A: That’s an excellent question, as the NHL is all alone on this one. Injuries are vaguely described as “upper body,” “lower body” or left undisclosed, ostensibly to protect players. Unlike other sports, hockey players carry a big stick. If they know the specific location of an opponent’s injury, it’s easy to target that spot with an “accidental” jab or slash.

And hockey has the same high-speed collisions as the NFL, so roughing guys up is not difficult. In short, there’s no real reason for players or teams to want to disclose injury information. Word is, the NFL puts out specific injury reports for professional gambling interests. While I understand the NHL’s protective rationale, I don’t totally agree with it. Concussions have been a big issue, and it’s tough to monitor that if the league isn’t transparent in disclosing them.

Q: @MUP67 asked: Aside from Vegas which admittedly was an anomaly, can we compare the Kraken start to any other expansion teams?

A: Well, they’re on pace for 63 points, about 30 below where advanced statistical models had them. So it’s a disappointment. But I’ve seen real bad expansion teams the past 40-plus years, and the Kraken already have better depth, age and proven production to build on.

The Kraken are having a season more akin to the 2000-01 Minnesota Wild, who finished 25-39-18 with 68 points. But other than Tod Leiweke being that team’s president as well, the squads have little in common. 


Minnesota’s main goalie was Manny Fernandez, who was good but not on par with what the Kraken have — on paper, at least. An 18-year-old Marian Gaborik was second in Wild scoring with 36 points — no, not a typo — and undoubtedly their most talented offensive player. 

The Kraken have nine guys on pace to surpass Gaborik’s point total.

The team I’d most liken the Kraken to, sensing improvement to come, is the 1993-94 Florida Panthers. 

They went 33-34-17 for 83 points and nearly made the playoffs. Their leading scorer with 60 points was Scott Mellanby, a perennial 20-goal man who popped 30 that season and 32 two years later.

They had good goaltending with John Vanbiesbrouck and Mark Fitzpatrick.  

Oh yeah, they made the Cup Final in Year 3. Am I predicting that for the Kraken? Not on your life.


Q: @ reubenTjoseph asked: I want to know what the Kraken are doing with their bar stool seats. I’m a full paying STH and can’t watch the game without fan obstruction.
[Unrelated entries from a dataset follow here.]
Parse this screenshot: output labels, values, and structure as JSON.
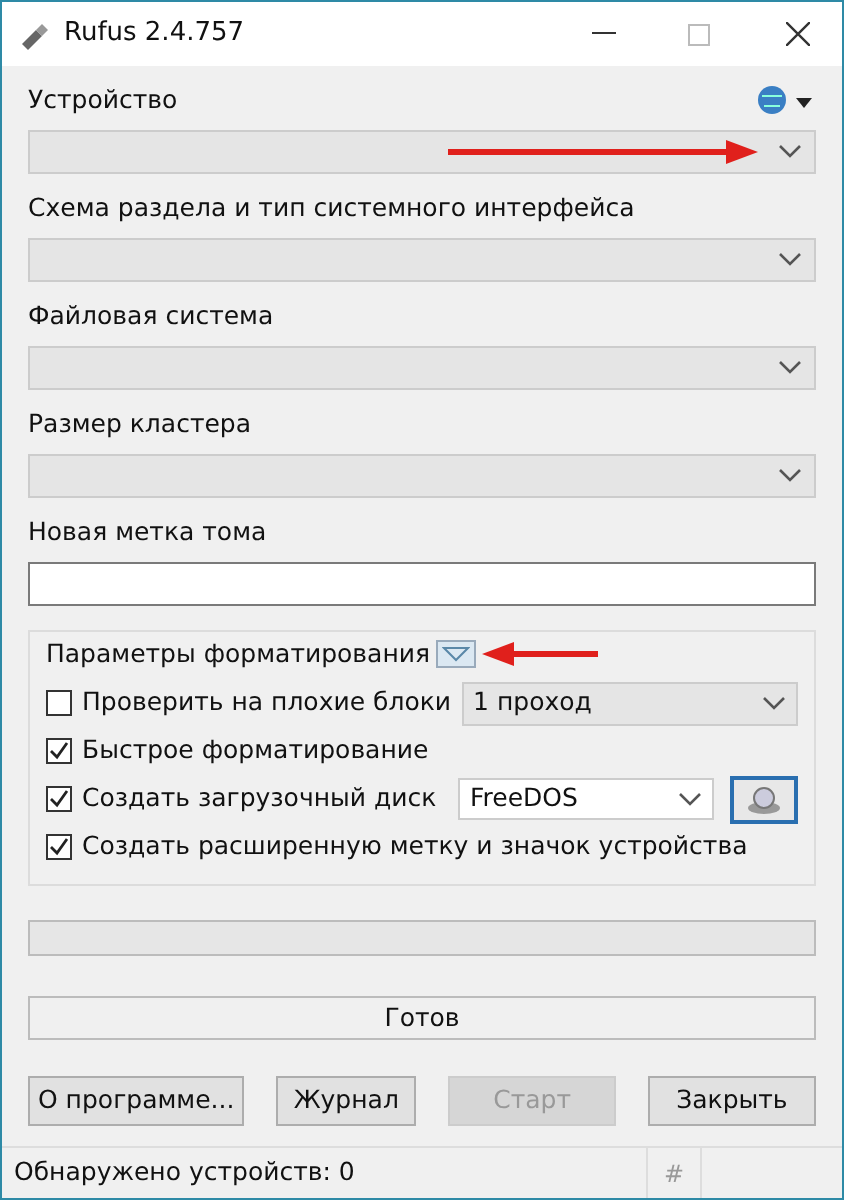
{
  "window": {
    "title": "Rufus 2.4.757"
  },
  "fields": [
    {
      "label": "Устройство",
      "kind": "select"
    },
    {
      "label": "Схема раздела и тип системного интерфейса",
      "kind": "select"
    },
    {
      "label": "Файловая система",
      "kind": "select"
    },
    {
      "label": "Размер кластера",
      "kind": "select"
    },
    {
      "label": "Новая метка тома",
      "kind": "text"
    }
  ],
  "format_options": {
    "title": "Параметры форматирования",
    "options": [
      {
        "label": "Проверить на плохие блоки",
        "checked": false,
        "kind": "select",
        "value": "1 проход"
      },
      {
        "label": "Быстрое форматирование",
        "checked": true,
        "kind": "plain"
      },
      {
        "label": "Создать загрузочный диск",
        "checked": true,
        "kind": "image",
        "value": "FreeDOS"
      },
      {
        "label": "Создать расширенную метку и значок устройства",
        "checked": true,
        "kind": "plain"
      }
    ]
  },
  "status": "Готов",
  "buttons": [
    {
      "label": "О программе...",
      "disabled": false
    },
    {
      "label": "Журнал",
      "disabled": false
    },
    {
      "label": "Старт",
      "disabled": true
    },
    {
      "label": "Закрыть",
      "disabled": false
    }
  ],
  "status_bar": {
    "text": "Обнаружено устройств: 0",
    "hash": "#"
  }
}
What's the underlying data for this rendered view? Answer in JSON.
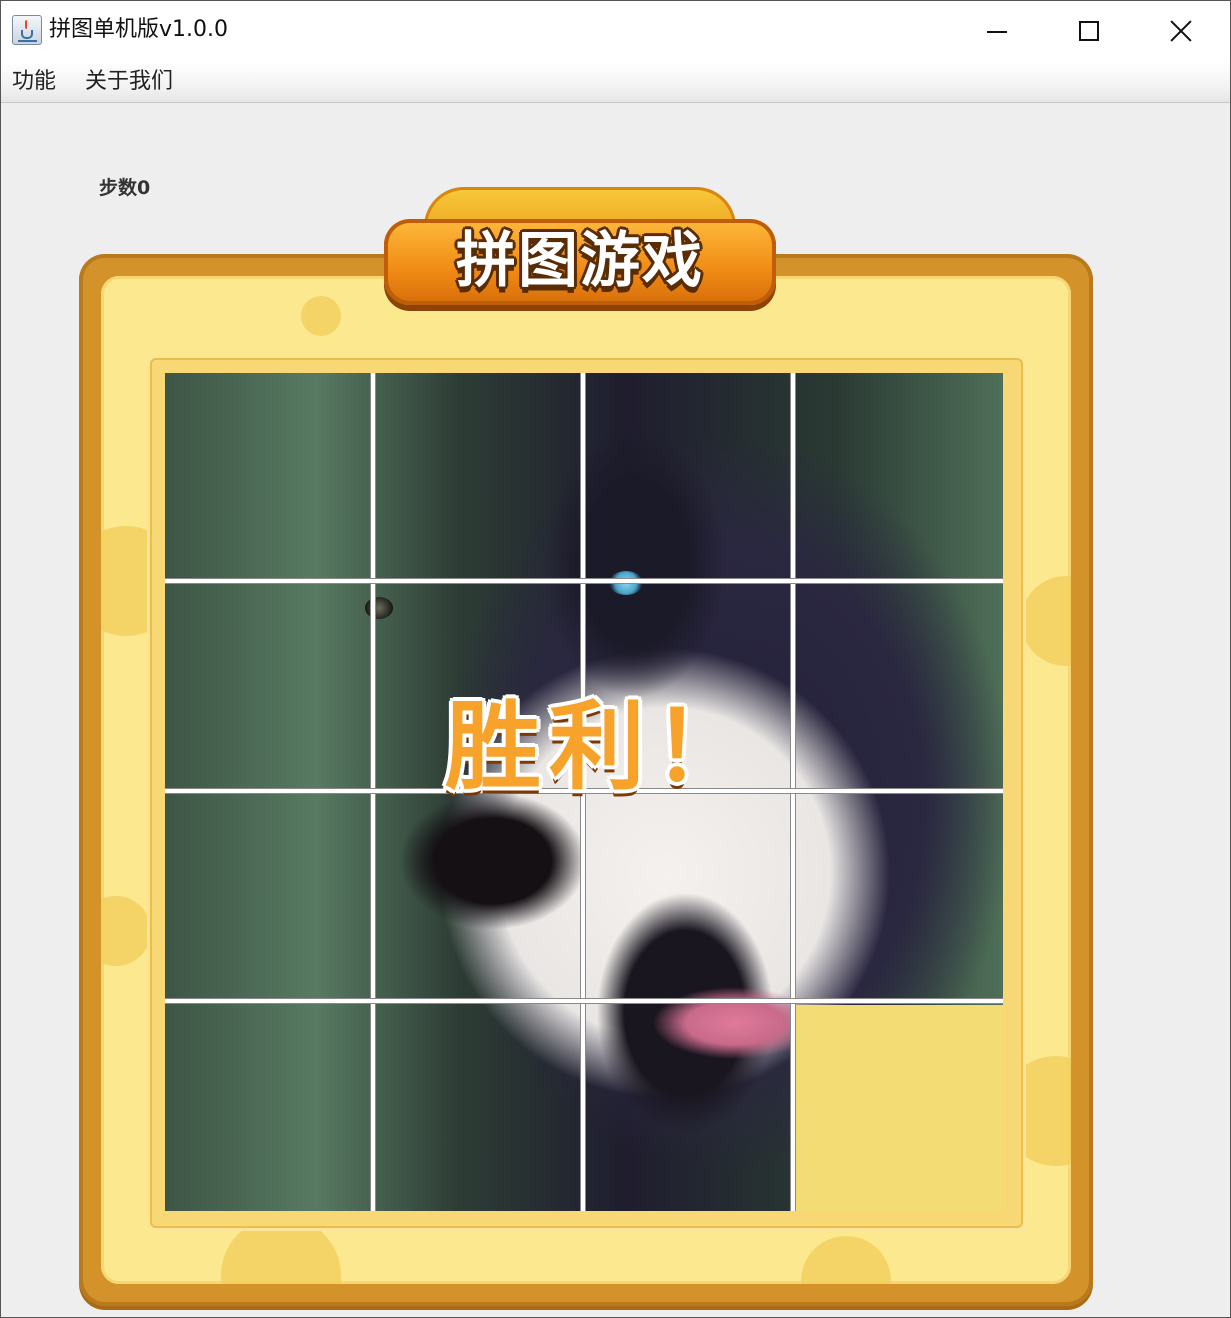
{
  "window": {
    "title": "拼图单机版v1.0.0",
    "controls": [
      "minimize",
      "maximize",
      "close"
    ]
  },
  "menu": {
    "items": [
      {
        "label": "功能"
      },
      {
        "label": "关于我们"
      }
    ]
  },
  "game": {
    "steps_label": "步数0",
    "banner_title": "拼图游戏",
    "victory_text": "胜利！",
    "grid": {
      "rows": 4,
      "cols": 4,
      "empty_tile": "row 4, col 4"
    },
    "image_subject": "husky"
  },
  "colors": {
    "frame": "#d4922b",
    "frame_inner": "#fbe88f",
    "banner": "#f08a14",
    "victory_text": "#f7a22a",
    "empty_tile": "#f4dc75"
  },
  "icons": [
    "java-coffee-icon",
    "minimize-icon",
    "maximize-icon",
    "close-icon"
  ]
}
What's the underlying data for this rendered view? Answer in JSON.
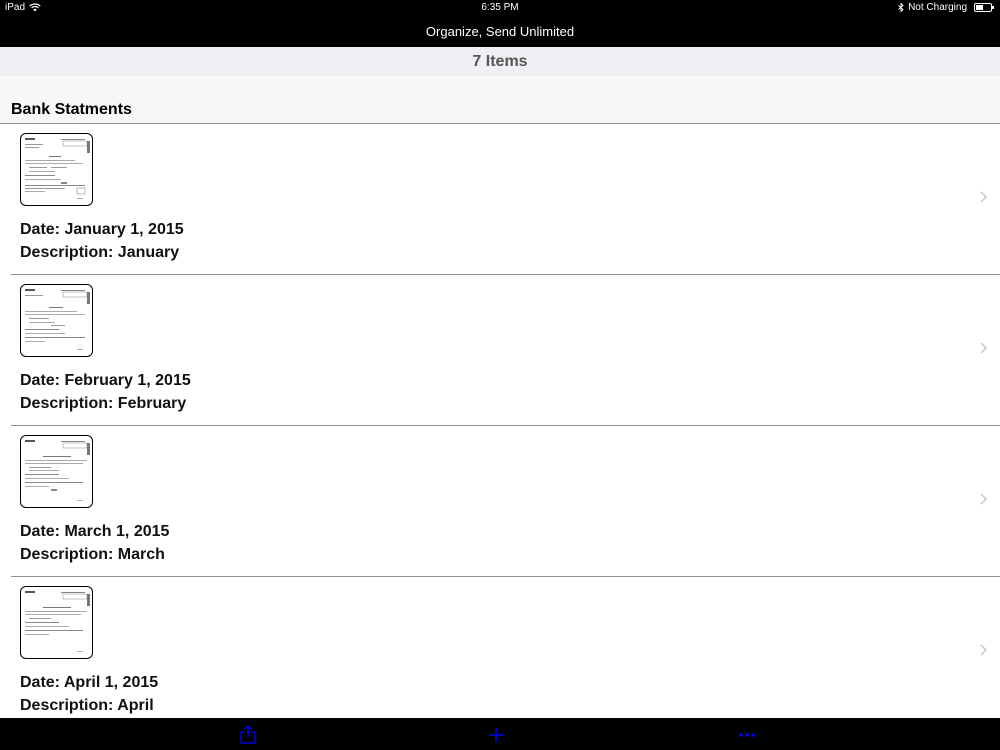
{
  "status_bar": {
    "device": "iPad",
    "time": "6:35 PM",
    "charging": "Not Charging",
    "battery_level": 0.5
  },
  "nav": {
    "title": "Organize, Send Unlimited"
  },
  "items_bar": {
    "count_label": "7 Items"
  },
  "section": {
    "title": "Bank Statments"
  },
  "rows": [
    {
      "date": "Date: January 1, 2015",
      "description": "Description: January"
    },
    {
      "date": "Date: February 1, 2015",
      "description": "Description: February"
    },
    {
      "date": "Date: March 1, 2015",
      "description": "Description: March"
    },
    {
      "date": "Date: April 1, 2015",
      "description": "Description: April"
    }
  ],
  "toolbar": {
    "icons": [
      "share-icon",
      "add-icon",
      "more-icon"
    ],
    "icon_color": "#0000ff"
  },
  "icons": {
    "wifi": "wifi-icon",
    "bluetooth": "bluetooth-icon",
    "battery": "battery-icon",
    "chevron": "chevron-right-icon"
  }
}
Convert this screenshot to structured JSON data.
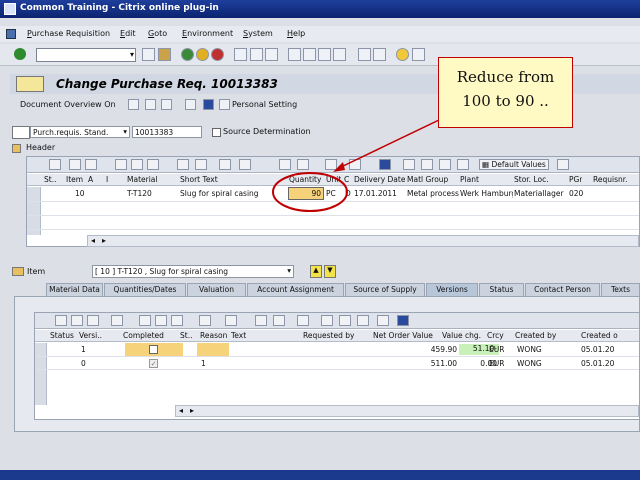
{
  "window": {
    "title": "Common Training - Citrix online plug-in"
  },
  "menu": [
    {
      "label": "Purchase Requisition"
    },
    {
      "label": "Edit"
    },
    {
      "label": "Goto"
    },
    {
      "label": "Environment"
    },
    {
      "label": "System"
    },
    {
      "label": "Help"
    }
  ],
  "header": {
    "title": "Change Purchase Req. 10013383"
  },
  "app_toolbar": {
    "doc_overview": "Document Overview On",
    "personal_setting": "Personal Setting"
  },
  "doc": {
    "type": "Purch.requis. Stand.",
    "number": "10013383",
    "source_determination": "Source Determination",
    "header_label": "Header"
  },
  "items_grid": {
    "default_values": "Default Values",
    "columns": [
      "St..",
      "Item",
      "A",
      "I",
      "Material",
      "Short Text",
      "Quantity",
      "Unit",
      "C",
      "Delivery Date",
      "Matl Group",
      "Plant",
      "Stor. Loc.",
      "PGr",
      "Requisnr."
    ],
    "row": {
      "item": "10",
      "material": "T-T120",
      "short_text": "Slug for spiral casing",
      "quantity": "90",
      "unit": "PC",
      "c": "D",
      "delivery_date": "17.01.2011",
      "matl_group": "Metal process",
      "plant": "Werk Hamburg",
      "stor_loc": "Materiallager",
      "pgr": "020"
    }
  },
  "item_detail": {
    "label": "Item",
    "selected": "[ 10 ] T-T120 , Slug for spiral casing"
  },
  "tabs": [
    {
      "label": "Material Data"
    },
    {
      "label": "Quantities/Dates"
    },
    {
      "label": "Valuation"
    },
    {
      "label": "Account Assignment"
    },
    {
      "label": "Source of Supply"
    },
    {
      "label": "Versions"
    },
    {
      "label": "Status"
    },
    {
      "label": "Contact Person"
    },
    {
      "label": "Texts"
    }
  ],
  "versions_grid": {
    "columns": [
      "Status",
      "Versi..",
      "Completed",
      "St..",
      "Reason",
      "Text",
      "Requested by",
      "Net Order Value",
      "Value chg.",
      "Crcy",
      "Created by",
      "Created o"
    ],
    "rows": [
      {
        "version": "1",
        "reason": "",
        "net_value": "459.90",
        "value_chg": "51.10-",
        "crcy": "EUR",
        "created_by": "WONG",
        "created_on": "05.01.20"
      },
      {
        "version": "0",
        "reason": "1",
        "net_value": "511.00",
        "value_chg": "0.00",
        "crcy": "EUR",
        "created_by": "WONG",
        "created_on": "05.01.20"
      }
    ]
  },
  "callout": {
    "line1": "Reduce from",
    "line2": "100 to 90 .."
  },
  "colors": {
    "title_bar": "#1f3f9c",
    "highlight_cell": "#f6d27a",
    "value_chg_highlight": "#c8f0b8",
    "annotation_red": "#c00000"
  }
}
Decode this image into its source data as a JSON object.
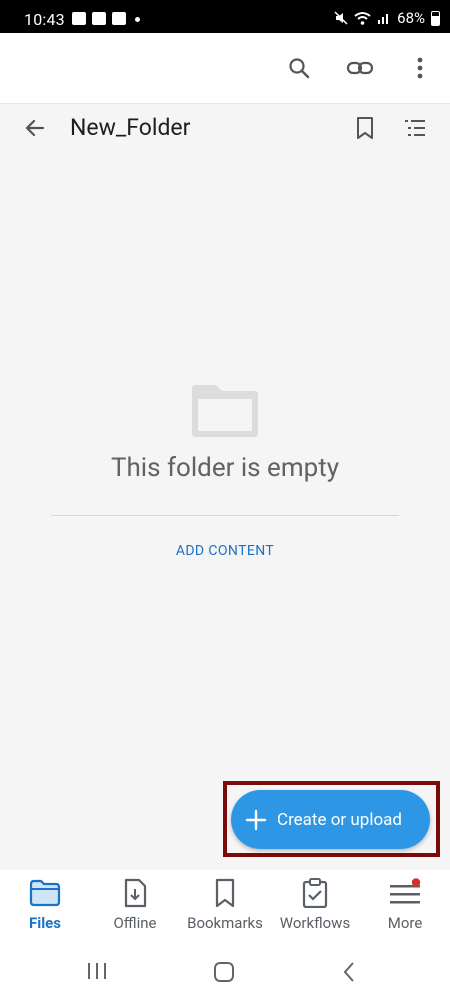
{
  "status_bar": {
    "time": "10:43",
    "battery": "68%"
  },
  "folder": {
    "title": "New_Folder"
  },
  "empty_state": {
    "message": "This folder is empty",
    "action": "ADD CONTENT"
  },
  "fab": {
    "label": "Create or upload"
  },
  "bottom_nav": [
    {
      "label": "Files",
      "icon": "folder-icon",
      "active": true
    },
    {
      "label": "Offline",
      "icon": "offline-download-icon"
    },
    {
      "label": "Bookmarks",
      "icon": "bookmark-icon"
    },
    {
      "label": "Workflows",
      "icon": "clipboard-check-icon"
    },
    {
      "label": "More",
      "icon": "menu-icon",
      "badge": true
    }
  ],
  "colors": {
    "accent": "#1b73c7",
    "fab": "#2e97e5",
    "highlight": "#7a0b0b",
    "badge": "#d32f2f"
  }
}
A: I was just asking Kraken senior vice president Bill Chapin about this. For those unfamiliar, the Kraken sold season tickets for bar stool seats along the perimeter of the upper and lower bowls. They are essentially bar stools with a small countertop in front for the feel of sitting in a sports bar.

Problem is, the bar-stool seats weren’t positioned high enough behind regular seating sections. So heads of fans in the regular seats obstruct bar stool patrons’ view. Chapin said platforms will be installed to elevate bar stool seats slightly so fans using them can have a “significantly better line of sight” over heads of people in front. Timeline for the not-cheap fix is being finalized before ticket holders are advised.

Q: @ mrhanusa asked: What makes Ron Francis the right choice as a GM? I’m always skeptical of former players who become GMs … Is playing the sport as an athlete really an advantage as a GM? Enough of an advantage to forgo other candidates who have other strengths.

A: Kraken owner Jerry Bruckheimer likes the “gravitas” Francis brings. He’s a serious man who commands respect. Not egotistical, either, despite his Hall of Fame playing career.

Such traits can benefit a GM in that people will take his phone calls. Other GMs won’t avoid him. Agents talk to him. He doesn’t have the reputation of someone who enjoys embarrassing rivals in trades.

From a strategy perspective, Francis builds from the back out. Meaning solid goaltending, a strong defense and some centers to make it all work while filling in the wingers. He doesn’t quite have the centers, and the Kraken goaltending has let him down, but that’s how champions are made.

One critique I’ve heard of Francis, besides the ho-hum expansion draft, is he’s too patient with his process. His teams in Carolina didn’t make the playoffs until five years in, and he got fired after four. The Kraken don’t have five years; Not in this new market, at these ticket prices. So this first-year stumble needs to get turned around. Can’t have a repeat next season.